To break 80 on a regular basis, you need to keep your drives in the short grass. Just two or three more missed fairways can mean the difference between shooting 78 or 82. To put the ball in play more consistently, it's important to develop a go-to shot off the tee—either an anti-hook ball flight to avoid trouble on the left, or an anti-slice trajectory to avoid trouble on the right. By eliminating one "bad" side of the fairway, you make the fairway that much larger and easier to hit.
To hit the anti-left ball (i.e., a fade), position the ball forward in your stance (opposite your left armpit) with your feet, knees, hips and shoulders slightly open to the target line and your shoulders fairly level. When viewed from behind, your right forearm should appear above your left, with just a trace of your left arm visible. This setup should produce the shape you want—that is, a ball that starts a few yards left of your target line and then curves gently back toward the centerline of the fairway.

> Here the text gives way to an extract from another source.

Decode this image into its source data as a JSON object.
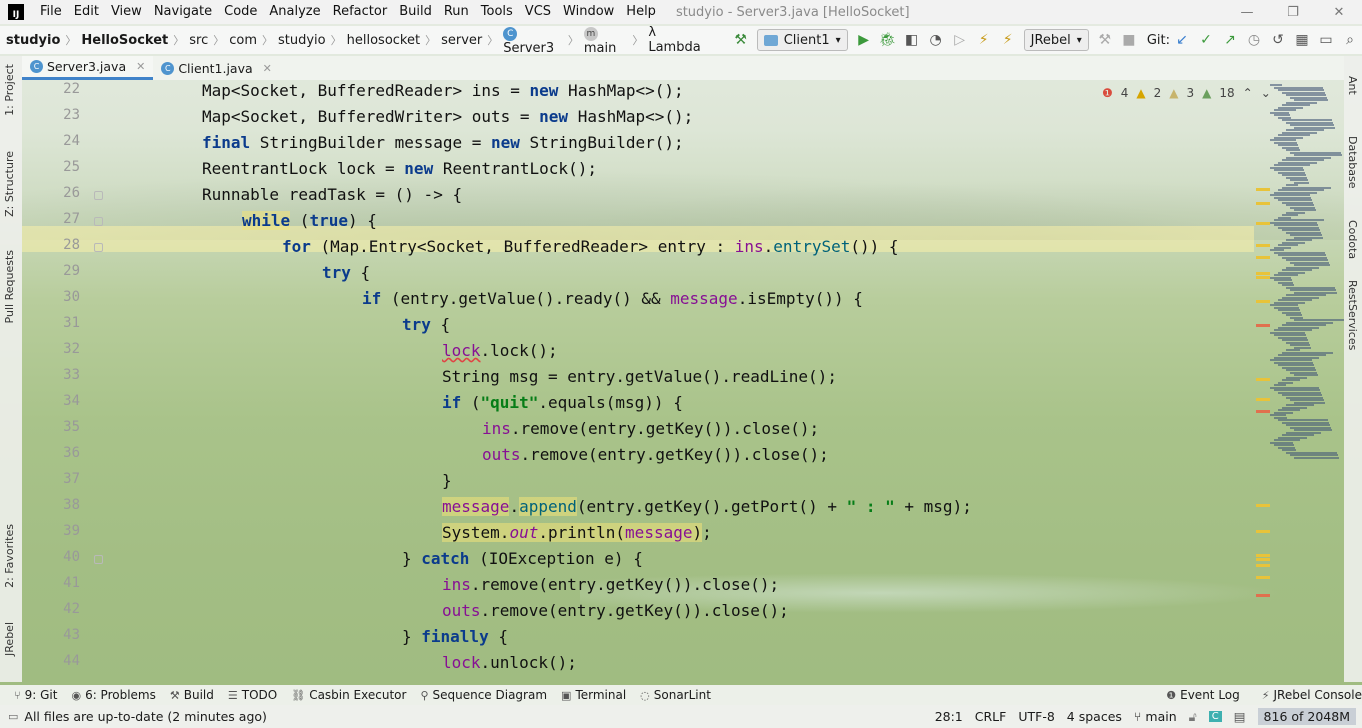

To hit the anti-right ball (i.e., a draw), position the ball just forward of center in your stance, with your body slightly closed to the target line. When viewed from behind, your right shoulder should appear lower than your left, with a good chunk of your left forearm clearly visible. This setup promotes a swing direction that's more to the right, producing a ball flight that starts to the right of your target line and curves gently back to the left.
DRILL: DON'T CROSS THE LINE
Here's a great exercise to help you groove a go-to shot. At the practice range, take 10 balls and pick out a target in the distance to use as your centerline. The goal, depending on your preferred shot shape, is to start the ball left or right of the centerline and work it toward the middle of the fairway—without crossing the centerline. So if your go-to shot is a draw, you want the ball to curve from right to left without crossing into the left side of the fairway. Keep at it until you can hit seven of 10 tee shots into the correct area.